All countries are unique and comparing two of the world's most populous Muslim countries, Egypt and Pakistan, is as risky as comparing Britain to France at the time of the French Revolution. But many of the challenges likely to confront Egypt as it emerges from the mass protests against the 30-year-rule of President Hosni Mubarak are similar to those Pakistan has faced in the past, and provide at least a guide on what questions need to be addressed. In Pakistan, they are often summarised as the three A's -- Army, Allah and America.
Both have powerful armies which are seen as the backbone of the country; both have to work out how to accommodate political Islam with democracy, both are allies of America, yet with people who resent American power in propping up unpopular elites.
U.S. religious leaders have condemned an "anti-Muslim frenzy" in the United States, including plans by a Florida church to burn a Koran on September 11, an act a top general said could endanger American troops abroad. Christian, Muslim and Jewish religious leaders denounced the "misinformation and outright bigotry" against U.S. Muslims resulting from plans to build a Muslim community center and mosque not far from the site of the September 11, 2001, hijacked plane attacks in New York by Islamist militants. The Vatican has also condemned the Koran burning plan. (Photo: Indonesian Care for Pluralism Movement protests against Koran burning plan, Jakarta, 8 Sept 2010/Crack Palinggi)

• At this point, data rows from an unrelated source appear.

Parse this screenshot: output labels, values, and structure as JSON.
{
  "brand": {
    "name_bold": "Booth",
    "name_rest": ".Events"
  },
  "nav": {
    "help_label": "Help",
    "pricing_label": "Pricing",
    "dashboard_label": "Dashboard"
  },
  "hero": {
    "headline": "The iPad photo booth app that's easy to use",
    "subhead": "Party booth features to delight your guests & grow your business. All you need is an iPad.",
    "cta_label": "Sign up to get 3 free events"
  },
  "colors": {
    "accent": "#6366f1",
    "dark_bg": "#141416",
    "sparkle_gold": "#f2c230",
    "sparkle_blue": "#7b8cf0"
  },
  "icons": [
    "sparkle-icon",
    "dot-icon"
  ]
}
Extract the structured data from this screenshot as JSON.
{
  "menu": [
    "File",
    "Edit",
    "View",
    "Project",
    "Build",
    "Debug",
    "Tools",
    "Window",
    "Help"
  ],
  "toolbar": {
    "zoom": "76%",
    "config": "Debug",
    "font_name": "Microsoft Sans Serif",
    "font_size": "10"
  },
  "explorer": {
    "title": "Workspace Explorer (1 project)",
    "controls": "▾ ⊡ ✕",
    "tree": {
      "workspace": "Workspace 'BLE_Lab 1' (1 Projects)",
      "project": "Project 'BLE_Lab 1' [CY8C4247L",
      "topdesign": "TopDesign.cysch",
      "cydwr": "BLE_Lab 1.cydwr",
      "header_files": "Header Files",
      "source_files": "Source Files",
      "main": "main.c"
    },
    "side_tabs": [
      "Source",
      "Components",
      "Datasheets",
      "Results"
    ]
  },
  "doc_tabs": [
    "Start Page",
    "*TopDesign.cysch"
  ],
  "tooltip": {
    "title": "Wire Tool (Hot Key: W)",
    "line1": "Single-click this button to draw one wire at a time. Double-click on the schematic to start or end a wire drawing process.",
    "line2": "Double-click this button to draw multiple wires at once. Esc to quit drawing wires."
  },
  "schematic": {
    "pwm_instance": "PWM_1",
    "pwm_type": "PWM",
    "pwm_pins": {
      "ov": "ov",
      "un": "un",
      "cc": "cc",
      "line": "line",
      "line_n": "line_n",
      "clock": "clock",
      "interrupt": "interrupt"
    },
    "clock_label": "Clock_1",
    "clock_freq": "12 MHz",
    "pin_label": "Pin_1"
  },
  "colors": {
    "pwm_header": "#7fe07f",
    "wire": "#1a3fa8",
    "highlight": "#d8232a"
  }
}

Tensions have risen with the approach of both the September 11 anniversary on Saturday and the Muslim Eid al-Fitr festival that marks the close of the fasting month of Ramadan, which is expected to end around Friday. Passions have been further inflamed by Terry Jones, the pastor of a 30-person church in Gainesville, Florida, who has announced plans to burn a Koran on Saturday, the ninth anniversary of the September 11 attacks. Jones says he wants to "expose Islam (as a) violent and oppressive religion."